This line of narrative is followed by an image of a villager using a spinning wheel. Spinning homespun cloth was advocated by Gandhi as a political act; a symbolic and economic rejection of colonial power (Gandhi had felt it wrong that many Indians brought their clothes from industrial manufacturers owned by British interests).  The appearance of the spinning wheel in this village is indicative of the fact that the locals had ambitions beyond the limited horizons that have been described. Moreover, the film even admits to Gandhi’s influence, stating that ‘Since the advent of Mahatma Gandhi weaving and spinning have been re-established’. It does not, however, detail the thinking behind this act. Instead, the narrative moves directly on to British attempts to increase crop yields (once again indicating that village life is not free from outside interference). ‘Owing to the enormous importance of the working of the land’, the commentary states, ‘British administration is trying to educate villagers to a more modern manner of farming’.

Nevertheless, the film does not come across as being a propaganda exercise for the British. Instead it is an odd assemblage. It presents a universalised village in isolation. It combines factual information with staged sequences. And it is driven more by the desire to capture Technicolor images than by the need to convey a rounded portrayal of Indian village life. This is not necessarily a bad thing, as today the cinematography enables us to experience the colours that were central to village traditions. It should be noted, however, that this wasn’t necessarily how critics originally viewed this film. While the Kinematograph Weekly noted that the ‘Treatment [is] somewhat pedestrian but colour photography very good’ (KM, 5 September 1940 23), Today’s Cinema praised the ‘agreeably restrained’ commentary, noting that it is ‘unaffected yet well-informed’ (TC, 7 August 1940, 12).

Richard Osborne (October 2009)


Works Cited
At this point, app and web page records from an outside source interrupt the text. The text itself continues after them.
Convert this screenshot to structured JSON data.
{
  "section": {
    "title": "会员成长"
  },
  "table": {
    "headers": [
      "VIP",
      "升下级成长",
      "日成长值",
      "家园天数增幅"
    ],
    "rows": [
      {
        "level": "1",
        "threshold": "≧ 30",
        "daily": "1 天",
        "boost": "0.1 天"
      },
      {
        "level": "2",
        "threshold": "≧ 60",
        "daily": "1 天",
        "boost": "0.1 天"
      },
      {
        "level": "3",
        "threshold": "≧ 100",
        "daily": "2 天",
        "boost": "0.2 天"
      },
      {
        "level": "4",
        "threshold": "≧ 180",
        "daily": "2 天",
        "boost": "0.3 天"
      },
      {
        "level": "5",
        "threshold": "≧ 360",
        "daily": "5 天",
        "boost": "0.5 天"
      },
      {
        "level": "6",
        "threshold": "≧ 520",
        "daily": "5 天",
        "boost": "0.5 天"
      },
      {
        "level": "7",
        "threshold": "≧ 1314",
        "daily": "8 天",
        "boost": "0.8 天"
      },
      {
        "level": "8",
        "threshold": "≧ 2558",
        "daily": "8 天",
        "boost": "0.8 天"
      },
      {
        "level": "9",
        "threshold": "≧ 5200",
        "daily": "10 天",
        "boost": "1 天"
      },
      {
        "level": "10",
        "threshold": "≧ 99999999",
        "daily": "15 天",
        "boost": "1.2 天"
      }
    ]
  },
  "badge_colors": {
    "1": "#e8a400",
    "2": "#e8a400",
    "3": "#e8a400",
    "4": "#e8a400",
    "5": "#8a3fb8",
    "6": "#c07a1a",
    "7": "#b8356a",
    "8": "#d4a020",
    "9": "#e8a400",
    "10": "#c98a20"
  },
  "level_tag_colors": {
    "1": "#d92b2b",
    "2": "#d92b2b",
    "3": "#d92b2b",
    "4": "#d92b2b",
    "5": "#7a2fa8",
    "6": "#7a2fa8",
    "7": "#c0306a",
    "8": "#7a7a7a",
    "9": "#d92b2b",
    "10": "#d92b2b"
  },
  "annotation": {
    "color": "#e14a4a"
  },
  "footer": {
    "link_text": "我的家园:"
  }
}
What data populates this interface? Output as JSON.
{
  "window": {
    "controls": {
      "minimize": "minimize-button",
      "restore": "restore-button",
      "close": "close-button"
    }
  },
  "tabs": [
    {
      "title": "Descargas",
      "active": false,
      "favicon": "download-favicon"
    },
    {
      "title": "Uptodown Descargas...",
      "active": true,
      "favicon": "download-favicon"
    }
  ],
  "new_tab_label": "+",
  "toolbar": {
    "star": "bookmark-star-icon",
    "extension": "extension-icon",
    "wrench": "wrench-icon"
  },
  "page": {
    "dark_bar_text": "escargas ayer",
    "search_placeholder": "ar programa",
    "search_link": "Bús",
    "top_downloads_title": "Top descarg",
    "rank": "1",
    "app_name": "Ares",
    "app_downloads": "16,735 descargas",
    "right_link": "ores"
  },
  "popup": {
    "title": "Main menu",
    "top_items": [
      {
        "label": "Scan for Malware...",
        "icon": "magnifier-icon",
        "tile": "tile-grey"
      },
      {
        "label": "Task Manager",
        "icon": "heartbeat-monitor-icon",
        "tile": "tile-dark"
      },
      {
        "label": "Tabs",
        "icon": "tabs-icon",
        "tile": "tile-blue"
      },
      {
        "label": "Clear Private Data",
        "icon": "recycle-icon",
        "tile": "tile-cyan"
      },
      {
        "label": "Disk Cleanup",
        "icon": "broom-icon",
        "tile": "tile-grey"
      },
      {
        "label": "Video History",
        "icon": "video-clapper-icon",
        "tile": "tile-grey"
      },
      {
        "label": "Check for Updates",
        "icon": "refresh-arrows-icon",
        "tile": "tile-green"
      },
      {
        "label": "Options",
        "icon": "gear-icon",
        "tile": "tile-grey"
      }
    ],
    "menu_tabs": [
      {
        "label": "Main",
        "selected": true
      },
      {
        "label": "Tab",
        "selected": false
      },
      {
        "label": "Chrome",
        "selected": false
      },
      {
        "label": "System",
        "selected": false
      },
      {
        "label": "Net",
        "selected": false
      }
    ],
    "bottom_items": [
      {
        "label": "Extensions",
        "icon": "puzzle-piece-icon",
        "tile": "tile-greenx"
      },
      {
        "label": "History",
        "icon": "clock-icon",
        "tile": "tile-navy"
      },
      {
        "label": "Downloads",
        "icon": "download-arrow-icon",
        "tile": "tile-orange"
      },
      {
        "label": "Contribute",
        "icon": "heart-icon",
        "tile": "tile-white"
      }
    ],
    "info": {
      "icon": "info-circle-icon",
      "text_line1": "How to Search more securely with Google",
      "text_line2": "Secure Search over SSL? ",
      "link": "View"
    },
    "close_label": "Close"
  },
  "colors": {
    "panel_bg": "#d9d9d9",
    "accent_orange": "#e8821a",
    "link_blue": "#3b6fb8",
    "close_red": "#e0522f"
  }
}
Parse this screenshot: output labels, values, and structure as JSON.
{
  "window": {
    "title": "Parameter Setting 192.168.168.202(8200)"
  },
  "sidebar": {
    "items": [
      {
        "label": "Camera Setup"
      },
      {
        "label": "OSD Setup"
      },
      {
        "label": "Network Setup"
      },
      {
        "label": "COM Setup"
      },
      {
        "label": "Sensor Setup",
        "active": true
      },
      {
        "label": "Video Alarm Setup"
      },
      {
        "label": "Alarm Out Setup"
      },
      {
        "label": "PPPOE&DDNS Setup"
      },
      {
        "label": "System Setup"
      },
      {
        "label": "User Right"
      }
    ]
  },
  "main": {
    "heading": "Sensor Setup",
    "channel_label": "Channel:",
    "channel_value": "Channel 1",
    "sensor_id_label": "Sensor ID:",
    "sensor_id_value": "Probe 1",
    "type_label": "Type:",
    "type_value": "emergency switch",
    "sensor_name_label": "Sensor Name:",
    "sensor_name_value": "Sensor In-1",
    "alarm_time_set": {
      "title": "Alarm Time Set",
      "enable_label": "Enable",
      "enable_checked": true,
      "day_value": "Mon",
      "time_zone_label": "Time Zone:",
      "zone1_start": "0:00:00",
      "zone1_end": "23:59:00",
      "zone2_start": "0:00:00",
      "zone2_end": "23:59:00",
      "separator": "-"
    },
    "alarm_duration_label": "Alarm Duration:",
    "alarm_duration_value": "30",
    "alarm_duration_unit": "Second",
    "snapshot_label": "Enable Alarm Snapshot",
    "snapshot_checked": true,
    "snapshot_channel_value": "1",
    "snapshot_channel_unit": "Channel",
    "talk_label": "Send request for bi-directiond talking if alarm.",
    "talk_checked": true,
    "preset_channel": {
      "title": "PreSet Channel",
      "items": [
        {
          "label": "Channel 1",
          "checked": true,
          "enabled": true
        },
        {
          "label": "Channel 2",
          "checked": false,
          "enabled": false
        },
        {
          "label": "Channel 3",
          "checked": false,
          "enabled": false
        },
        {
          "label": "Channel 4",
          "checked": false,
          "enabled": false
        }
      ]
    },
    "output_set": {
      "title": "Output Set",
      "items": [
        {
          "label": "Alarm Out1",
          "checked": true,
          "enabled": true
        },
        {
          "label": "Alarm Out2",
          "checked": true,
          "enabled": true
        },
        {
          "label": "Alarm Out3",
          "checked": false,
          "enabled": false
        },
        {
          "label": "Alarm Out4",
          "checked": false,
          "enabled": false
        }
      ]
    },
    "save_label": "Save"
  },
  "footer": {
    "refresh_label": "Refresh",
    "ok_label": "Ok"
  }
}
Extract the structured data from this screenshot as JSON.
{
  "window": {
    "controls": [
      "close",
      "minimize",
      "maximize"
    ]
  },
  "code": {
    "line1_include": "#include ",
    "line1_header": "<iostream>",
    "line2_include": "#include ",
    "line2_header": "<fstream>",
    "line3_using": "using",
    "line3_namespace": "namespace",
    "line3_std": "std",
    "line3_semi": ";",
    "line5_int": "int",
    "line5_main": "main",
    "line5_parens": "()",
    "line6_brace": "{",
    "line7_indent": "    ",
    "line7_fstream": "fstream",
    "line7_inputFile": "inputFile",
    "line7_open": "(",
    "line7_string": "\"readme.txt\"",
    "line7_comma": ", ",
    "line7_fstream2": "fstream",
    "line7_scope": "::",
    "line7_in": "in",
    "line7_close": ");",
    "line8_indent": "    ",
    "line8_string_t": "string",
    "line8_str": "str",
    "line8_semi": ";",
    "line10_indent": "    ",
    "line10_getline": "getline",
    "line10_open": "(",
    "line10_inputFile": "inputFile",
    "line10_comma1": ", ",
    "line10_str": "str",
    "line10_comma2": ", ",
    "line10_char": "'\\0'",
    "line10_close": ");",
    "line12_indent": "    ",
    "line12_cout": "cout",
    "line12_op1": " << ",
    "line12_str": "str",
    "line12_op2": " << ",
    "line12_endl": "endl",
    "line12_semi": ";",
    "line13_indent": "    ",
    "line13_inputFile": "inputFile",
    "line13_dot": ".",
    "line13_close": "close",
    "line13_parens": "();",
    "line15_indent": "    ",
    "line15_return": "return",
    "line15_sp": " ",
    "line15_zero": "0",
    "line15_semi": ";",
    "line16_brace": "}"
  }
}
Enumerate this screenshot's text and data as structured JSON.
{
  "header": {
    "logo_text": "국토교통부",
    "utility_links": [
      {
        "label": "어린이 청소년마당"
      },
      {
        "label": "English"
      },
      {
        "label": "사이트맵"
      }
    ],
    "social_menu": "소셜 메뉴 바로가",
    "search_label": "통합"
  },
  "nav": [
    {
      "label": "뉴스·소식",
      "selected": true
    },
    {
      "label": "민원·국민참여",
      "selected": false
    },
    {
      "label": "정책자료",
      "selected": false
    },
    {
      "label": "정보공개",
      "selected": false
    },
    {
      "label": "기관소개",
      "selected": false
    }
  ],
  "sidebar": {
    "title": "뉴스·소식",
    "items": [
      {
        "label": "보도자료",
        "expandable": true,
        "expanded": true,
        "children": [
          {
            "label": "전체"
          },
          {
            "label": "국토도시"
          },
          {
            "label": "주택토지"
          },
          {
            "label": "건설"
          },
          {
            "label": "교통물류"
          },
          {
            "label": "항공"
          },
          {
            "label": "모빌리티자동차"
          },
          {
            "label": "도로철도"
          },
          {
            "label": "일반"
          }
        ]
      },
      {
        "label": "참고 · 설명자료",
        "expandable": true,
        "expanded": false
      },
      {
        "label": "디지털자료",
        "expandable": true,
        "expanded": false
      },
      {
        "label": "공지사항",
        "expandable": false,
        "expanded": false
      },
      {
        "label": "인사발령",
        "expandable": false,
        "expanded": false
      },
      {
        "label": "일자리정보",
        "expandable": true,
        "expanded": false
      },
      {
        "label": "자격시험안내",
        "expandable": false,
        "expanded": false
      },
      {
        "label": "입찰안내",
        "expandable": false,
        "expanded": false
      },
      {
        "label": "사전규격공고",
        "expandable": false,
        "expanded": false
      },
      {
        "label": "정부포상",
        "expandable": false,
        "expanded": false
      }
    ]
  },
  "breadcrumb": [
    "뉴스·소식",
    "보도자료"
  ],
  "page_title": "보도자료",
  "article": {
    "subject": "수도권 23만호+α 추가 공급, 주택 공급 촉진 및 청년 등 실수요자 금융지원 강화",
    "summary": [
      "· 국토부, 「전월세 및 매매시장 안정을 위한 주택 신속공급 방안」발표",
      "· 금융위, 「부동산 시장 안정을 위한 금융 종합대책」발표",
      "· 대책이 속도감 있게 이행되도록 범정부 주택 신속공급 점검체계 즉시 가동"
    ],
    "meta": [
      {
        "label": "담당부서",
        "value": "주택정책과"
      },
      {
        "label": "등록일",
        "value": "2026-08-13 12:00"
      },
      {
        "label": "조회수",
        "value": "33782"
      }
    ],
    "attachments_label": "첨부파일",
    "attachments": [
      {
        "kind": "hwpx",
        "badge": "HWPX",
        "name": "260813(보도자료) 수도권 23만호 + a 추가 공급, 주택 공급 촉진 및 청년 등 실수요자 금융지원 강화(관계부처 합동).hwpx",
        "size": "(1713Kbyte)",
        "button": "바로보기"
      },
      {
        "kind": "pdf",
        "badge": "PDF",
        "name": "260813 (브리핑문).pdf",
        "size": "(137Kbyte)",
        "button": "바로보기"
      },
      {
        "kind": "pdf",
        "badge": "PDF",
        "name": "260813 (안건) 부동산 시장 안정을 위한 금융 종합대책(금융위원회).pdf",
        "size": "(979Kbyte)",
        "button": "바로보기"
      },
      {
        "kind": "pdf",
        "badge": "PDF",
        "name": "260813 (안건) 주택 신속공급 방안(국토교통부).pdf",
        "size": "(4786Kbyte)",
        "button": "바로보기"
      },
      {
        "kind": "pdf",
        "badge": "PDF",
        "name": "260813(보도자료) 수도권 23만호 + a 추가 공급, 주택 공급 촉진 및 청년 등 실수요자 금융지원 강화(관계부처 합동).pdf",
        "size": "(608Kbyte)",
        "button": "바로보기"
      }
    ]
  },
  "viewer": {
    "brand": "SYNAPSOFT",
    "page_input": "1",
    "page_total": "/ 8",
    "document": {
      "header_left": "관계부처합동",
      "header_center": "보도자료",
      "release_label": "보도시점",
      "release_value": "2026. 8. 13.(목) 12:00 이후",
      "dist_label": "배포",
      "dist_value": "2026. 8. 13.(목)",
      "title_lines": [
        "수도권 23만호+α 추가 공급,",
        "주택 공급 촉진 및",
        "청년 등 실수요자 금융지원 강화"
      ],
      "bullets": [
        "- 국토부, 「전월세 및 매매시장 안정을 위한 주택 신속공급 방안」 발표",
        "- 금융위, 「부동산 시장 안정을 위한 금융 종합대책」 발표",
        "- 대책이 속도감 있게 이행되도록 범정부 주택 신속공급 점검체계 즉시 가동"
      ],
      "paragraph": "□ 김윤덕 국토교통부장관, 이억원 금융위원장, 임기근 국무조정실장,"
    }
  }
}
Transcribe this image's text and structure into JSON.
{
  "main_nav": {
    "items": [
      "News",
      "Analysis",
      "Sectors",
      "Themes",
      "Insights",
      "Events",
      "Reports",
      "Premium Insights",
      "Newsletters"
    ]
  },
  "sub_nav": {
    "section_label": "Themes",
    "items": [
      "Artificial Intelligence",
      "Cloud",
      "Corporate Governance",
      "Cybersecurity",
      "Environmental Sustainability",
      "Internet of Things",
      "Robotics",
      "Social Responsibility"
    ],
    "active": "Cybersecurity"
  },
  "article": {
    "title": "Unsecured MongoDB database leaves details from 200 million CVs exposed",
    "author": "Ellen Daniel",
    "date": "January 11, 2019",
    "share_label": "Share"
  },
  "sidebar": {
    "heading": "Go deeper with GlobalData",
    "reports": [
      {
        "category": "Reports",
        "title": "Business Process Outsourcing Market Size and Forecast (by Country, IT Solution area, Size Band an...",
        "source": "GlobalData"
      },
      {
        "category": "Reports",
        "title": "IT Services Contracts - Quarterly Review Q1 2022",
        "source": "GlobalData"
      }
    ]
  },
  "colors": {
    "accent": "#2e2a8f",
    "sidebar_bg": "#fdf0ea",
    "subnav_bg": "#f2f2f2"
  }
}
‘A Village in India’, Kinematograph Weekly, 1742 (5 September 1940), 23.

‘A Village in India’, Today’s Cinema, 55/4451 (7 August 1940), 12.

Brown, Judith M., Modern India: The Origins of an Asian Democracy, 2nd edn (Oxford: OUP, 1994).

Cardiff, Jack, Magic Hour (London: Faber and Faber, 1996).

‘Census of India’,

Cell, John W., ‘Colonial Rule’, in The Oxford History of the British Empire: Volume IV: The Twentieth Century, ed. by Judith M. Brown and Wm. Roger Louis (Oxford and New York: Oxford University Press, 2001), pp. 232-54.

Stewart, Jez, ‘Road in India, A (1938)’,




Technical Data

Running Time:
9 minutes
Film Gauge (Format):
35mm Film

Production Credits

MICUCCI, Edoardo
Production Company
World Window
Western Electric Mirrophonic